“I think that’s the question most people ask, and I don’t think that’s the best way to frame that question,” said Michael Vandenbergh, director of Vanderbilt Law School’s Climate Change Research Network. Rather, he said, “the question is, ‘What combination of public and private actions can reduce the risk of catastrophic climate change?’”
Because government response to climate change has been slow and inadequate, more people are turning to the private sector for solutions when it comes to reducing greenhouse gas emissions and safeguarding against the effects of global warming, Vandenbergh said. But that doesn’t mean private businesses can handle tackling the climate crisis on their own—far from it, he said.
The author of “Beyond Politics: The Private Governance Response to Climate Change,” Vandenbergh has spent more than a decade studying how the public and private sectors affect efforts to curb global warming. He said both must work in tandem to handle the enormous task of keeping warming below 2 degrees Celsius (3.7 degrees Fahrenheit) by the end of the century, which scientists say is necessary to prevent the worst of the climate crisis.

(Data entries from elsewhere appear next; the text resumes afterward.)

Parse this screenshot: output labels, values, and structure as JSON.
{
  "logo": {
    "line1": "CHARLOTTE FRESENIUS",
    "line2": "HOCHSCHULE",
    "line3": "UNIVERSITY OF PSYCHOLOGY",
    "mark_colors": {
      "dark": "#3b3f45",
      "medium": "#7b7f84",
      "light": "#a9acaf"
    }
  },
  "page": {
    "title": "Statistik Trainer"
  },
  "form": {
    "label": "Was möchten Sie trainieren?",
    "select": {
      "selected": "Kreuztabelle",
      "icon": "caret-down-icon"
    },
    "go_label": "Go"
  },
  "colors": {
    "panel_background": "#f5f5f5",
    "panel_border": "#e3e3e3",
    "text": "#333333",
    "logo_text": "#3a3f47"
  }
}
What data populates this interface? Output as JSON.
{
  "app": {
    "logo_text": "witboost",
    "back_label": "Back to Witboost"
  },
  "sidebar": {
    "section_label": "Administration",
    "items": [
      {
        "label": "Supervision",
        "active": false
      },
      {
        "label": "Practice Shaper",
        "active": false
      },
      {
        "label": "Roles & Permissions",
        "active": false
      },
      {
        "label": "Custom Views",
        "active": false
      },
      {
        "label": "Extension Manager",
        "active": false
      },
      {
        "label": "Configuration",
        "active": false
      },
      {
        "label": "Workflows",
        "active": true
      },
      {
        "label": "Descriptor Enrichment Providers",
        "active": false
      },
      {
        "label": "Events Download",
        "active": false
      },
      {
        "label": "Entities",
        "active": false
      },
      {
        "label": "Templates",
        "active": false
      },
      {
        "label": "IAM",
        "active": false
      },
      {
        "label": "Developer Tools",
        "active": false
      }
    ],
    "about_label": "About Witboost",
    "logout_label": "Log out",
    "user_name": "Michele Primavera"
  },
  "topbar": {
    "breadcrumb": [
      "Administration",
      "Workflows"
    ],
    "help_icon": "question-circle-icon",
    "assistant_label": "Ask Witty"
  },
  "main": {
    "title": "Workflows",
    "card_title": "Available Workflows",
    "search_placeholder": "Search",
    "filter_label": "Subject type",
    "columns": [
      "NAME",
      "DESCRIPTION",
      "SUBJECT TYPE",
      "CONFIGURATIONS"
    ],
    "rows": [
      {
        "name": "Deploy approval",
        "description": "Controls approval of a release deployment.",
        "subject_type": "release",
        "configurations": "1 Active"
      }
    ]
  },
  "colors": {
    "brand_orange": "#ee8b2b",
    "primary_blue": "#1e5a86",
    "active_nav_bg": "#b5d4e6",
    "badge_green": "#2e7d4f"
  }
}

In some ways, that’s already happening, he said, even as the private sector takes a larger role, in part because the public sector isn’t doing enough. For example, he said, big tech companies like Google and Facebook have pressured some state governments to change how they regulate renewable energy, to allow the tech giants to build giant solar arrays to power their massive data banks.
Government also prompts actions from companies. When the federal government adopted new energy efficiency standards for light bulbs in 2007, Walmart announced it would make LED light bulbs its house brand, he said, increasing awareness of and sales for the product. LED bulbs use far less power and last much longer than the standard incandescent bulbs commonly used at the time.
As a result, the United States in 2018 reduced its carbon emissions by about 127 million metric tons, due to the electricity saved by the use of more energy efficient light bulbs, according to Vandenburgh’s research.
Despite those wins, Vandenburgh said, more government action at the federal, state and local levels is “essential” to tackling the climate crisis. “We need to get past the idea that any one response—whether private or public, federal, state or local—will solve the problem,” he said. “We need a collection of actions that can be adopted in the near term and will achieve major carbon reductions.”